November, 2015- Knowing that our insurance would cover one round of IVF, we met with an RE 2 hours away who was in network. We loved him and decided to make the 2 hour drive to work with him, and have insurance cover the procedure.

April 1, 2016- Start daily IVF shots. Drive 2 hours every few days at 5am for appointments to check on follicle growth. Feel very nervous but excited.

April 14, 2016- Egg Retreival! 10 eggs were retrieved

April 19, 2016 - Embryo transfer day- We had 2 good-looking embryos. We transfer the highest quality and freeze the other one (and then one more very mediocre one on Day 7)

April 27th, 2016- Pregnant! BETA of 71.

May 16, 2016- Saw our baby on the ultrasound with a heartbeat flickering away.  3 months of joy and anticipation followed. Found out at 18 weeks we were having a girl along with a healthy ultrasound.

August 10th, 2016- Got a cervical polyp removed despite requesting it to not be removed. More on this to come in time...

August 16, 2016- Water broke- found out at Vanderbilt Hospital and sobbed. Chose to do home bedrest and pray baby stays in until 24 weeks when hospital bedrest would start

August 26th, 2016- She didn't make it to that 24-wk mark. Miriam Anne both entered and left the world at 7:11pm. Our hearts are broken. She was dearly loved and will continue to be loved and missed every day of our lives.

December 1, 2016- Abdominal cerclage procedure (TAC) with specialist

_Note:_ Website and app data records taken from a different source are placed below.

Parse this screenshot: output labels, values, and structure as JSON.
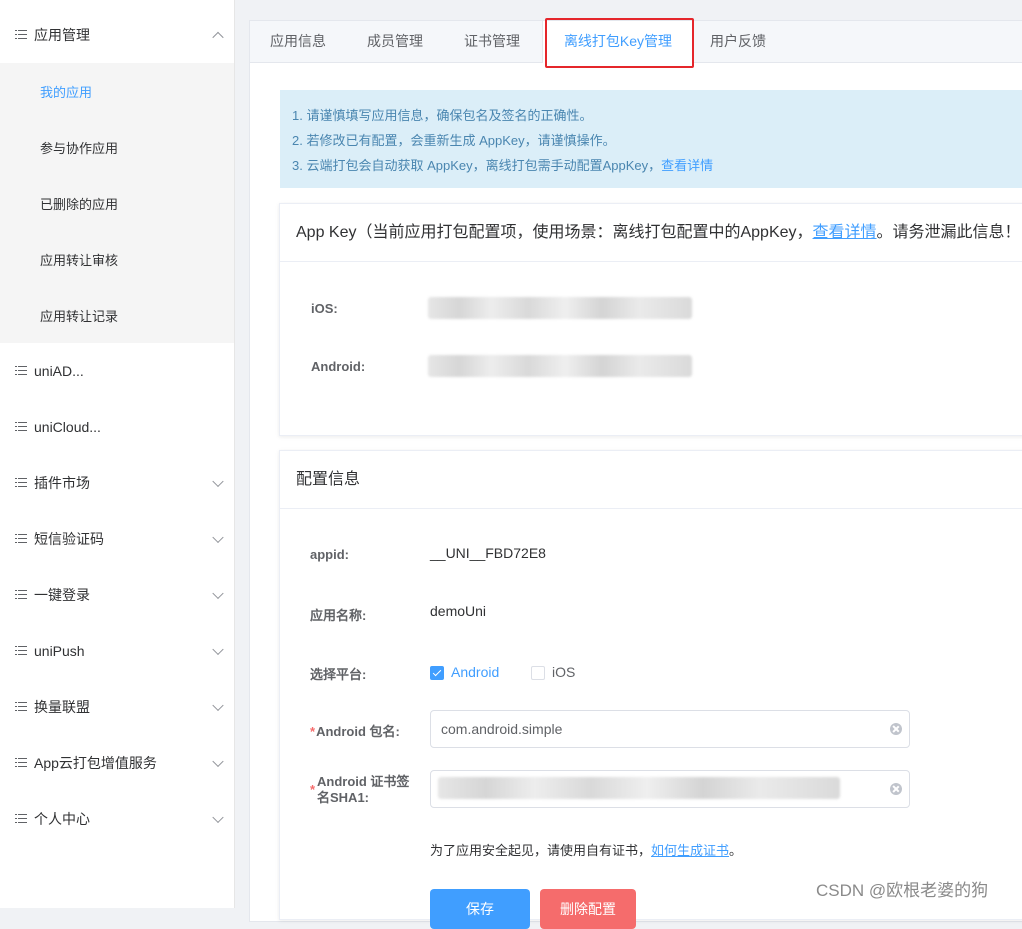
{
  "sidebar": {
    "sections": [
      {
        "label": "应用管理",
        "expanded": true
      },
      {
        "label": "uniAD..."
      },
      {
        "label": "uniCloud..."
      },
      {
        "label": "插件市场",
        "has_arrow": true
      },
      {
        "label": "短信验证码",
        "has_arrow": true
      },
      {
        "label": "一键登录",
        "has_arrow": true
      },
      {
        "label": "uniPush",
        "has_arrow": true
      },
      {
        "label": "换量联盟",
        "has_arrow": true
      },
      {
        "label": "App云打包增值服务",
        "has_arrow": true
      },
      {
        "label": "个人中心",
        "has_arrow": true
      }
    ],
    "app_submenu": [
      "我的应用",
      "参与协作应用",
      "已删除的应用",
      "应用转让审核",
      "应用转让记录"
    ],
    "active_submenu": "我的应用"
  },
  "tabs": [
    "应用信息",
    "成员管理",
    "证书管理",
    "离线打包Key管理",
    "用户反馈"
  ],
  "active_tab": "离线打包Key管理",
  "notice": {
    "line1": "1. 请谨慎填写应用信息，确保包名及签名的正确性。",
    "line2": "2. 若修改已有配置，会重新生成 AppKey，请谨慎操作。",
    "line3_prefix": "3. 云端打包会自动获取 AppKey，离线打包需手动配置AppKey，",
    "line3_link": "查看详情"
  },
  "appkey_card": {
    "title_prefix": "App Key（当前应用打包配置项，使用场景：离线打包配置中的AppKey，",
    "title_link": "查看详情",
    "title_suffix": "。请务泄漏此信息！",
    "ios_label": "iOS:",
    "android_label": "Android:"
  },
  "config_card": {
    "title": "配置信息",
    "appid_label": "appid:",
    "appid_value": "__UNI__FBD72E8",
    "app_name_label": "应用名称:",
    "app_name_value": "demoUni",
    "platform_label": "选择平台:",
    "platforms": [
      {
        "label": "Android",
        "checked": true
      },
      {
        "label": "iOS",
        "checked": false
      }
    ],
    "package_label": "Android 包名:",
    "package_value": "com.android.simple",
    "sha1_label_line1": "Android 证书签",
    "sha1_label_line2": "名SHA1:",
    "hint_prefix": "为了应用安全起见，请使用自有证书，",
    "hint_link": "如何生成证书",
    "hint_suffix": "。",
    "save_button": "保存",
    "delete_button": "删除配置"
  },
  "watermark": "CSDN @欧根老婆的狗",
  "colors": {
    "accent": "#409eff",
    "danger": "#f56c6c",
    "highlight_box": "#e5262b",
    "notice_bg": "#dbeef8"
  }
}
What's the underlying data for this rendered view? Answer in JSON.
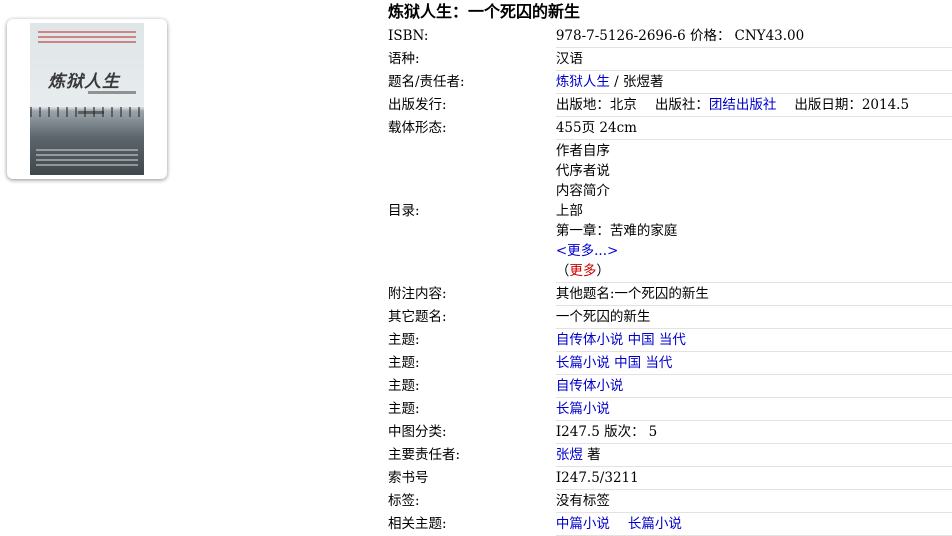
{
  "book": {
    "title": "炼狱人生：一个死囚的新生"
  },
  "cover": {
    "title": "炼狱人生"
  },
  "fields": {
    "isbn": {
      "label": "ISBN:",
      "value": "978-7-5126-2696-6",
      "price_label": "价格：",
      "price": "CNY43.00"
    },
    "language": {
      "label": "语种:",
      "value": "汉语"
    },
    "title_resp": {
      "label": "题名/责任者:",
      "title_link": "炼狱人生",
      "sep": "/",
      "author": "张煜著"
    },
    "publication": {
      "label": "出版发行:",
      "place_label": "出版地：",
      "place": "北京",
      "publisher_label": "出版社：",
      "publisher": "团结出版社",
      "date_label": "出版日期：",
      "date": "2014.5"
    },
    "physical": {
      "label": "载体形态:",
      "value": "455页 24cm"
    },
    "toc": {
      "label": "目录:",
      "items": [
        "作者自序",
        "代序者说",
        "内容简介",
        "上部",
        "第一章：苦难的家庭"
      ],
      "more_link": "<更多...>",
      "more_open": "（",
      "more_red": "更多",
      "more_close": "）"
    },
    "notes": {
      "label": "附注内容:",
      "value": "其他题名:一个死囚的新生"
    },
    "other_title": {
      "label": "其它题名:",
      "value": "一个死囚的新生"
    },
    "subjects": [
      {
        "label": "主题:",
        "value": "自传体小说 中国 当代"
      },
      {
        "label": "主题:",
        "value": "长篇小说 中国 当代"
      },
      {
        "label": "主题:",
        "value": "自传体小说"
      },
      {
        "label": "主题:",
        "value": "长篇小说"
      }
    ],
    "clc": {
      "label": "中图分类:",
      "value": "I247.5",
      "edition_label": "版次：",
      "edition": "5"
    },
    "main_resp": {
      "label": "主要责任者:",
      "link": "张煜",
      "suffix": "著"
    },
    "call_number": {
      "label": "索书号",
      "value": "I247.5/3211"
    },
    "tags": {
      "label": "标签:",
      "value": "没有标签"
    },
    "related": {
      "label": "相关主题:",
      "items": [
        "中篇小说",
        "长篇小说"
      ]
    }
  }
}
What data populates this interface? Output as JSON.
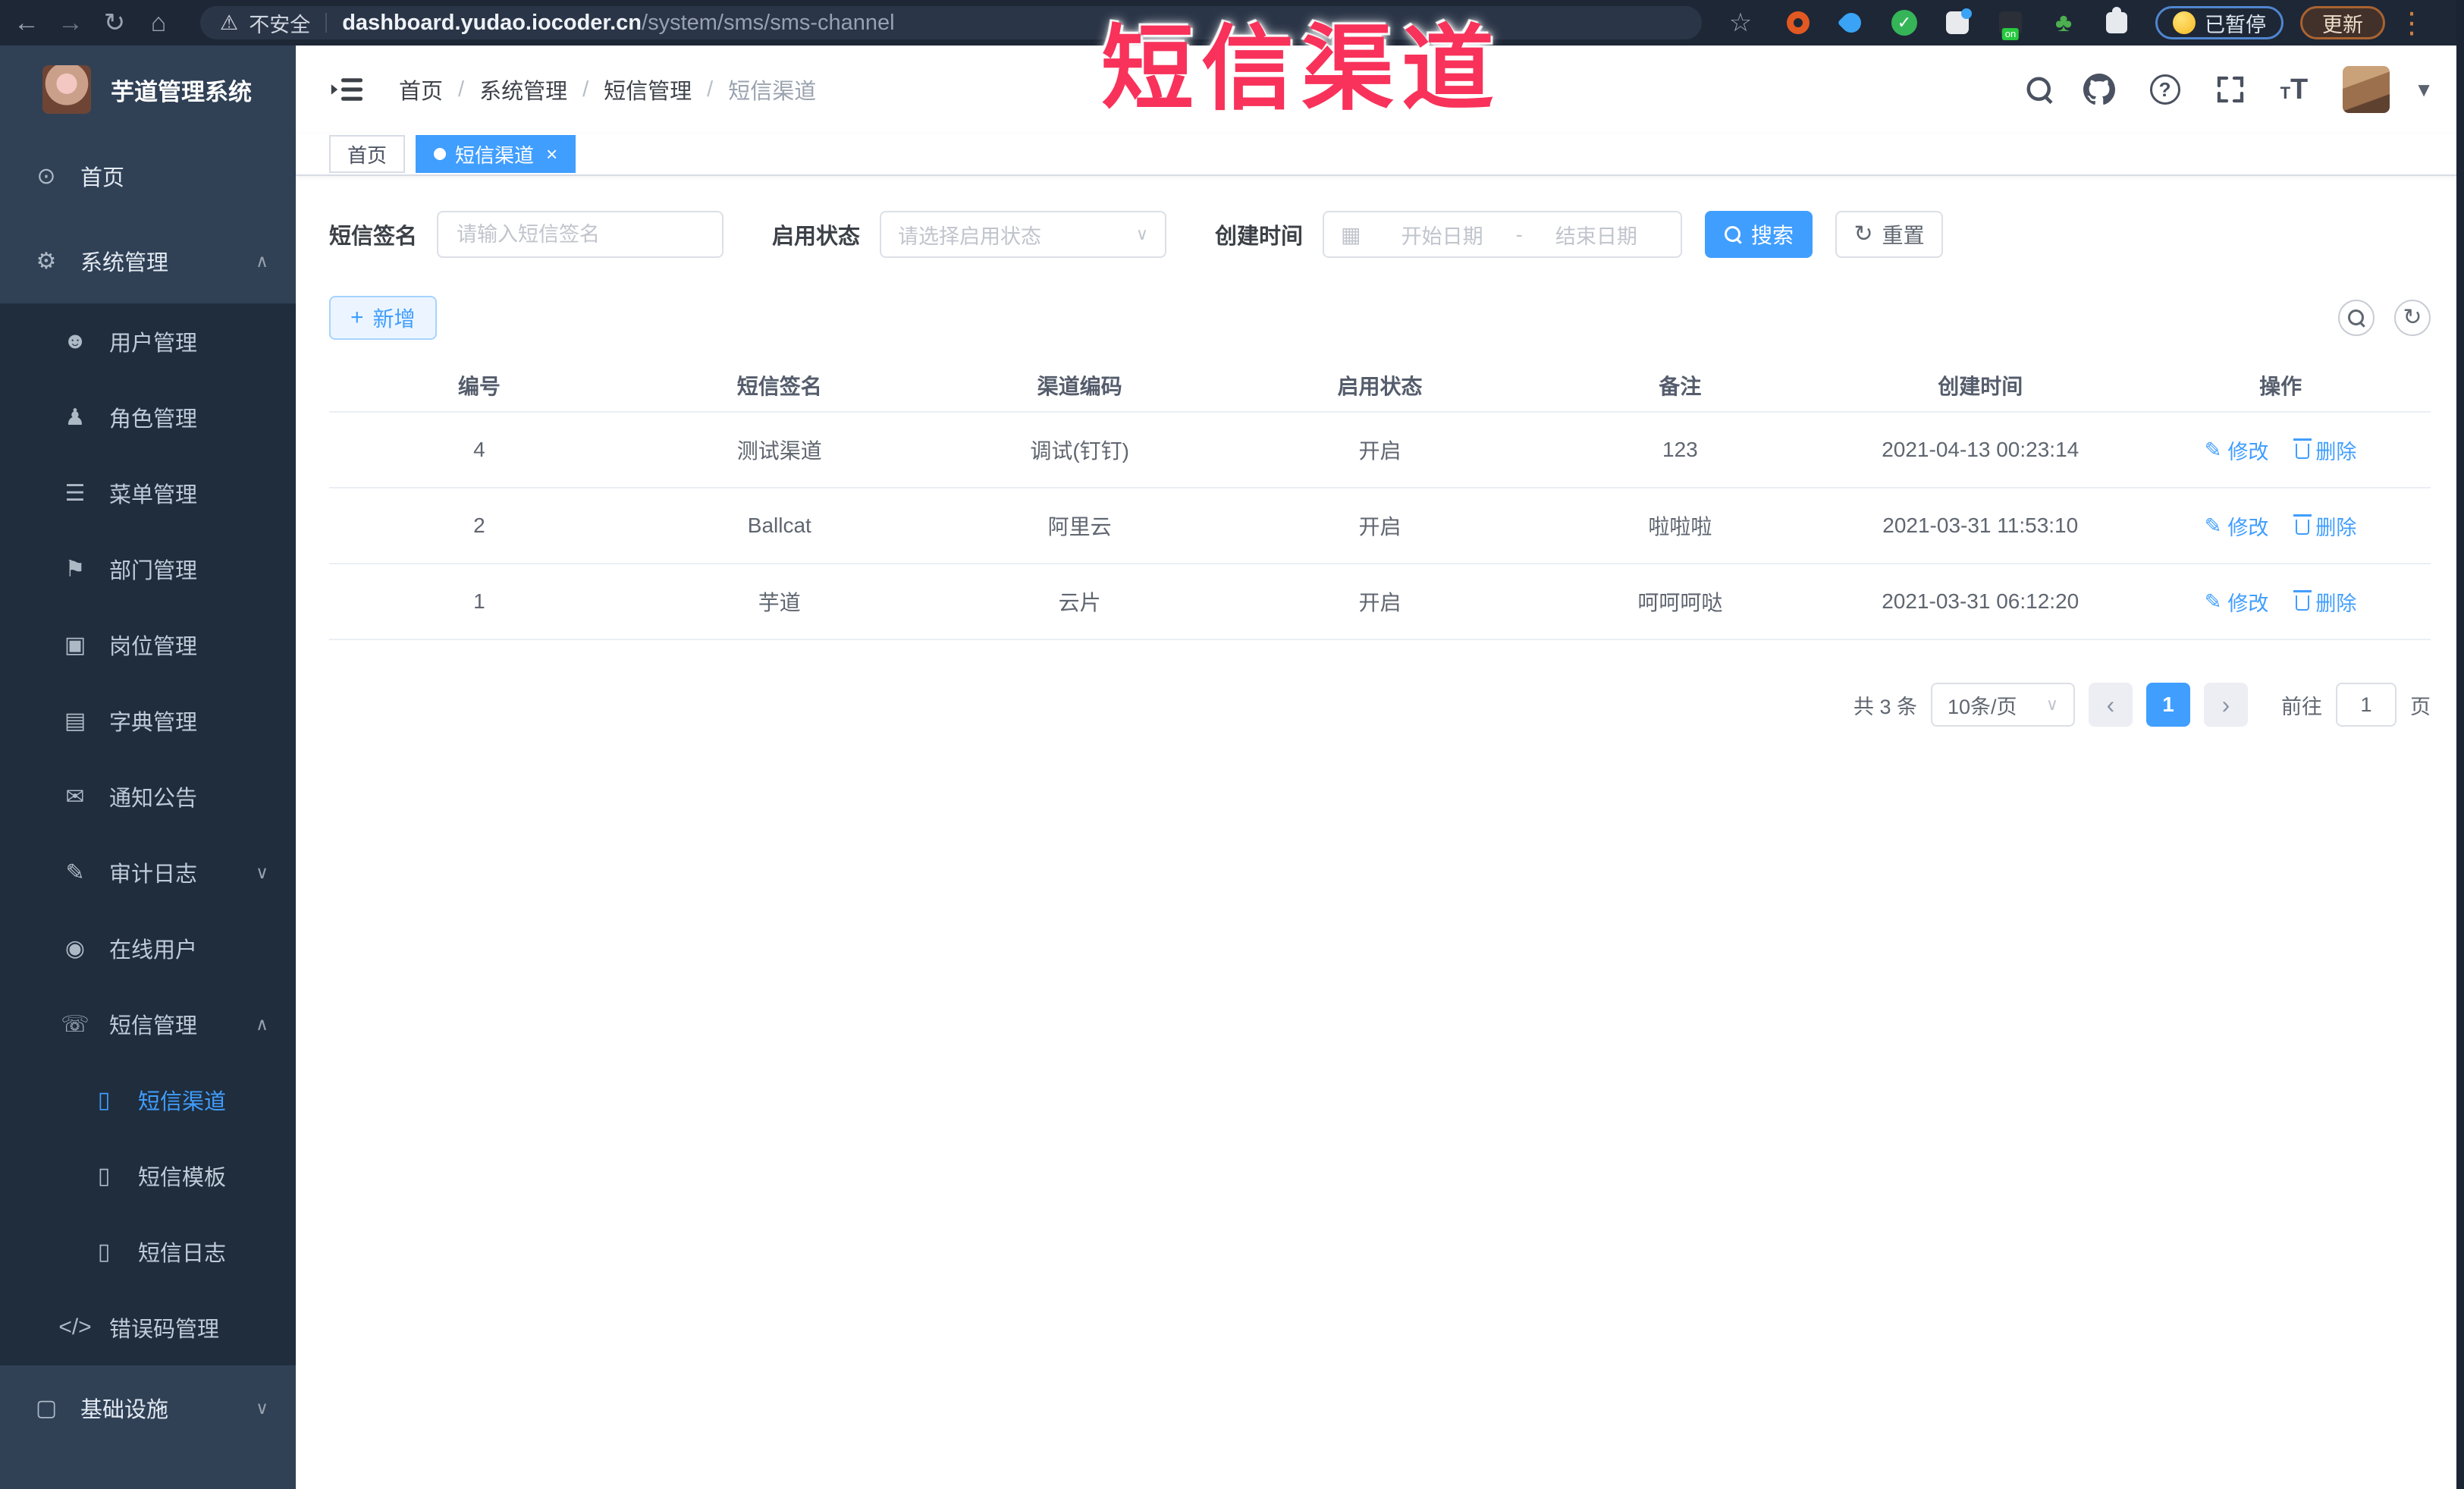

February, 2017 - Frozen Embryo Transfer

October 7, 2017- Our daughter (Baby Girl) was born! Our family is complete!